A major challenge was building a communication bridge between two pieces of software (RICS and Shopify). There was a solution pre-built in the market, but it only handled partial information exchange. For Ron’s online store to work, it needed full exchange. Bannan Communications coded this full bridge from scratch, custom tailored to Ron’s product catalogue. This internal system was further developed into a user friendly app that Ron’s staff could use—avoiding the need to call on a developer to update the store or make administrative changes.
A big component of what we do at Bannan Communications is demystification — Vanja Bannan
Vanja Bannan, founder of Bannan Communications, explains another crucial piece of the puzzle. “A big component of what we do at Bannan Communications is demystification,” she says. “We take the time to educate our clients about the abstract digital world. Ron was an excellent student who was fully committed to the entire process. He was open to new ideas, he was patient and above all he trusted us to do what we said we would do. I take great pride in our agency’s work and nothing makes me happier than exceeding my client’s expectations.”
To that end, Ron himself says, “Vanja and her team at Bannan Communications have dramatically transformed our global online business. They were competitively priced and have been nothing but professional and helpful in working with my team and I to redesign, build and deploy our new website. Sales from month one went up over 200% and haven’t stopped!”
Vanja and her team at Bannan Communications have dramatically transformed our global online business — Ron White

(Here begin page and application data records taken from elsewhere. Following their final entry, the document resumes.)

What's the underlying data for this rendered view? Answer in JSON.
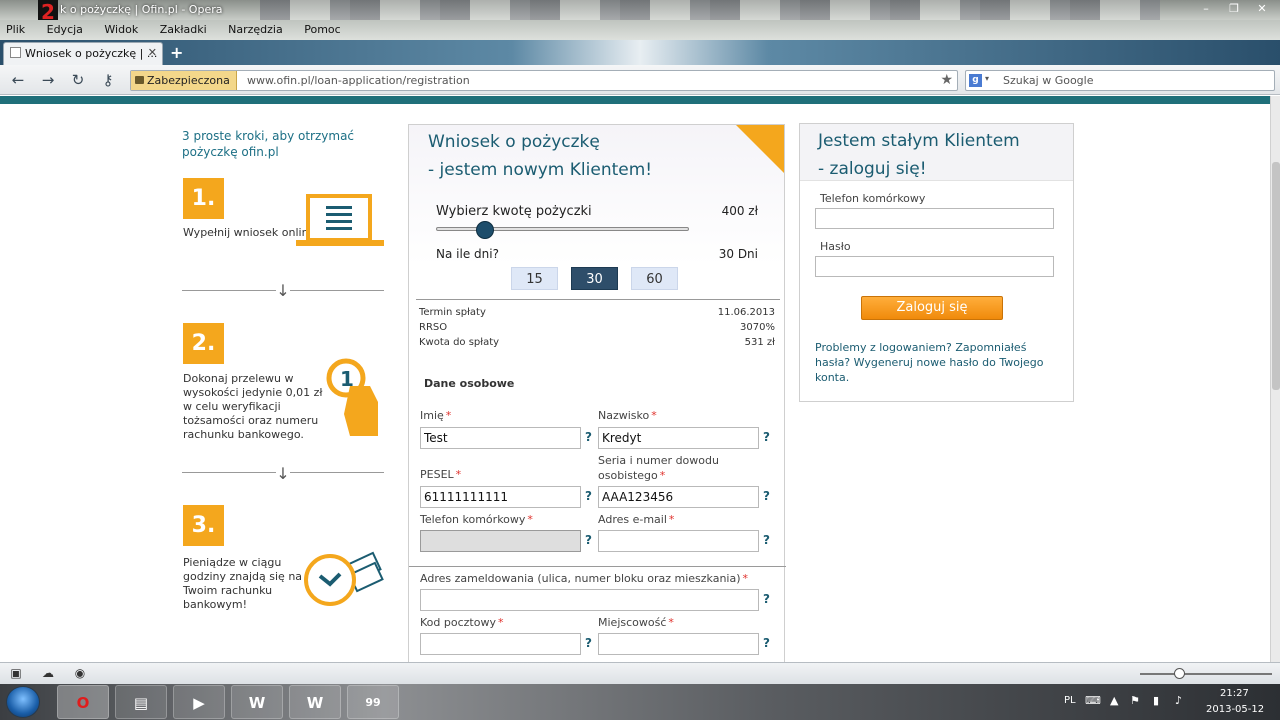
{
  "window": {
    "title": "k o pożyczkę | Ofin.pl - Opera",
    "controls": [
      "–",
      "❐",
      "✕"
    ]
  },
  "menu": [
    "Plik",
    "Edycja",
    "Widok",
    "Zakładki",
    "Narzędzia",
    "Pomoc"
  ],
  "tab": {
    "title": "Wniosek o pożyczkę | ...",
    "close": "✕",
    "new": "+"
  },
  "address": {
    "secure_label": "Zabezpieczona",
    "url": "www.ofin.pl/loan-application/registration"
  },
  "search": {
    "placeholder": "Szukaj w Google",
    "engine_icon": "g-icon"
  },
  "steps": {
    "heading": "3 proste kroki, aby otrzymać pożyczkę ofin.pl",
    "items": [
      {
        "num": "1.",
        "text": "Wypełnij wniosek online",
        "icon": "laptop-icon"
      },
      {
        "num": "2.",
        "text": "Dokonaj przelewu w wysokości jedynie 0,01 zł w celu weryfikacji tożsamości oraz numeru rachunku bankowego.",
        "icon": "hand-coin-icon"
      },
      {
        "num": "3.",
        "text": "Pieniądze w ciągu godziny znajdą się na Twoim rachunku bankowym!",
        "icon": "clock-money-icon"
      }
    ]
  },
  "loan": {
    "title_1": "Wniosek o pożyczkę",
    "title_2": "- jestem nowym Klientem!",
    "amount_label": "Wybierz kwotę pożyczki",
    "amount_value": "400 zł",
    "slider_fraction": 0.2,
    "days_label": "Na ile dni?",
    "days_value": "30 Dni",
    "day_options": [
      "15",
      "30",
      "60"
    ],
    "selected_day": "30",
    "summary": [
      {
        "label": "Termin spłaty",
        "value": "11.06.2013"
      },
      {
        "label": "RRSO",
        "value": "3070%"
      },
      {
        "label": "Kwota do spłaty",
        "value": "531 zł"
      }
    ],
    "section_personal": "Dane osobowe",
    "fields": {
      "imie": {
        "label": "Imię",
        "value": "Test"
      },
      "nazwisko": {
        "label": "Nazwisko",
        "value": "Kredyt"
      },
      "pesel": {
        "label": "PESEL",
        "value": "61111111111"
      },
      "dowod": {
        "label": "Seria i numer dowodu osobistego",
        "value": "AAA123456"
      },
      "telefon": {
        "label": "Telefon komórkowy",
        "value": ""
      },
      "email": {
        "label": "Adres e-mail",
        "value": ""
      },
      "adres": {
        "label": "Adres zameldowania (ulica, numer bloku oraz mieszkania)",
        "value": ""
      },
      "kod": {
        "label": "Kod pocztowy",
        "value": ""
      },
      "miejscowosc": {
        "label": "Miejscowość",
        "value": ""
      }
    },
    "required_mark": "*",
    "help_mark": "?"
  },
  "login": {
    "title_1": "Jestem stałym Klientem",
    "title_2": "- zaloguj się!",
    "phone_label": "Telefon komórkowy",
    "password_label": "Hasło",
    "button": "Zaloguj się",
    "footer": "Problemy z logowaniem? Zapomniałeś hasła? Wygeneruj nowe hasło do Twojego konta."
  },
  "taskbar": {
    "lang": "PL",
    "time": "21:27",
    "date": "2013-05-12",
    "apps": [
      "opera",
      "explorer",
      "media",
      "WoT",
      "WoT",
      "99"
    ]
  },
  "colors": {
    "accent_orange": "#f4a71d",
    "title_teal": "#1b5c71",
    "required_red": "#e0312c"
  }
}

2020 is the year that Adobe plans to fully sunset Flash for good. As Ron White prepares for this next exciting decade, Bannan Communications stands with him, ensuring his new online store stays technologically current and operational. We’re also preparing to take on a larger role in his international digital marketing, with aims to let the world know that comfortable and stylish footwear is no longer a dream.